“It’s hope for the future,” he said.

Ethnic rivalries have been a hallmark of hostilities in Afghanistan and continue to pose a challenge to efforts promoting peace and stability.

“I strongly believe without arts and culture there cannot be security and we are using the soft power of music to make a small contribution to bringing peace and stability in Afghanistan and at the same time using this beautiful, if I can call it a beautiful weapon, to transform our community,” the director said.

Some of the members of the Afghan orchestra were born and brought up in refugee camps in Pakistan, which still hosts around 3 million registered and unregistered Afghan families displaced by years of war, poverty, persecution and drought.

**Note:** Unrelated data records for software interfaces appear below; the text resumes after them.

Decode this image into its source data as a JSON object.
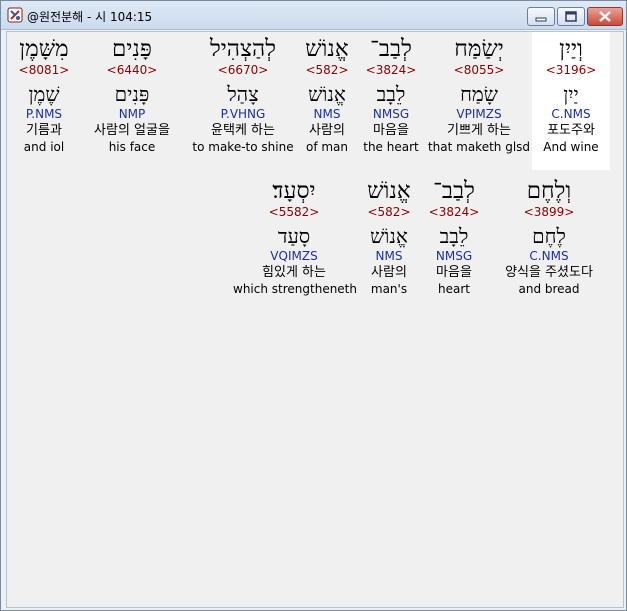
{
  "window": {
    "title": "@원전분해 - 시 104:15"
  },
  "row1": [
    {
      "hebrew": "וְיַיִן",
      "strong": "<3196>",
      "lemma": "יַיִן",
      "morph": "C.NMS",
      "korean": "포도주와",
      "english": "And wine"
    },
    {
      "hebrew": "יְשַׂמַּח",
      "strong": "<8055>",
      "lemma": "שָׂמַח",
      "morph": "VPIMZS",
      "korean": "기쁘게 하는",
      "english": "that maketh glsd"
    },
    {
      "hebrew": "לְבַב־",
      "strong": "<3824>",
      "lemma": "לֵבָב",
      "morph": "NMSG",
      "korean": "마음을",
      "english": "the heart"
    },
    {
      "hebrew": "אֱנוֹשׁ",
      "strong": "<582>",
      "lemma": "אֱנוֹשׁ",
      "morph": "NMS",
      "korean": "사람의",
      "english": "of man"
    },
    {
      "hebrew": "לְהַצְהִיל",
      "strong": "<6670>",
      "lemma": "צָהַל",
      "morph": "P.VHNG",
      "korean": "윤택케 하는",
      "english": "to make-to shine"
    },
    {
      "hebrew": "פָּנִים",
      "strong": "<6440>",
      "lemma": "פָּנִים",
      "morph": "NMP",
      "korean": "사람의 얼굴을",
      "english": "his face"
    },
    {
      "hebrew": "מִשָּׁמֶן",
      "strong": "<8081>",
      "lemma": "שֶׁמֶן",
      "morph": "P.NMS",
      "korean": "기름과",
      "english": "and iol"
    }
  ],
  "row2": [
    {
      "hebrew": "וְלֶחֶם",
      "strong": "<3899>",
      "lemma": "לֶחֶם",
      "morph": "C.NMS",
      "korean": "양식을 주셨도다",
      "english": "and bread"
    },
    {
      "hebrew": "לְבַב־",
      "strong": "<3824>",
      "lemma": "לֵבָב",
      "morph": "NMSG",
      "korean": "마음을",
      "english": "heart"
    },
    {
      "hebrew": "אֱנוֹשׁ",
      "strong": "<582>",
      "lemma": "אֱנוֹשׁ",
      "morph": "NMS",
      "korean": "사람의",
      "english": "man's"
    },
    {
      "hebrew": "יִסְעָד׃",
      "strong": "<5582>",
      "lemma": "סָעַד",
      "morph": "VQIMZS",
      "korean": "힘있게 하는",
      "english": "which strengtheneth"
    }
  ],
  "colors": {
    "strong": "#8b0000",
    "morph": "#1a2fa6",
    "highlight": "#ffffff"
  },
  "icons": {
    "app": "cross-tool-icon",
    "minimize": "minimize-icon",
    "maximize": "maximize-icon",
    "close": "close-icon"
  }
}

Afghanistan
Members of the Zohra orchestra, an ensemble of 35 women, bring instruments to a class before a rehearsal at Afghanistan’s National Institute of Music, in Kabul, Afghanistan. VOA

“We are using the healing power of music to look after the wounds of the Afghan people as well as the Pakistani people. We are here with the message of peace, brotherhood and freedom,” Sarmast said.

Afghanistan and Pakistan have experienced years of terrorist attacks, including massive casualties on both sides of their long shared border. Bilateral relations are marred by mistrust and suspicion.

Also Read: OrchKids- Bringing Jot to Underprivileged Kids Through Music

The countries blame each other for supporting terrorist attacks. Afghans allege that sanctuaries in Pakistan have enabled Taliban insurgents to sustain and expand their violent acts inside Afghanistan. Pakistan rejects the charges.

The Islamist insurgency controls or is attempting to control nearly half of Afghanistan. (VOA)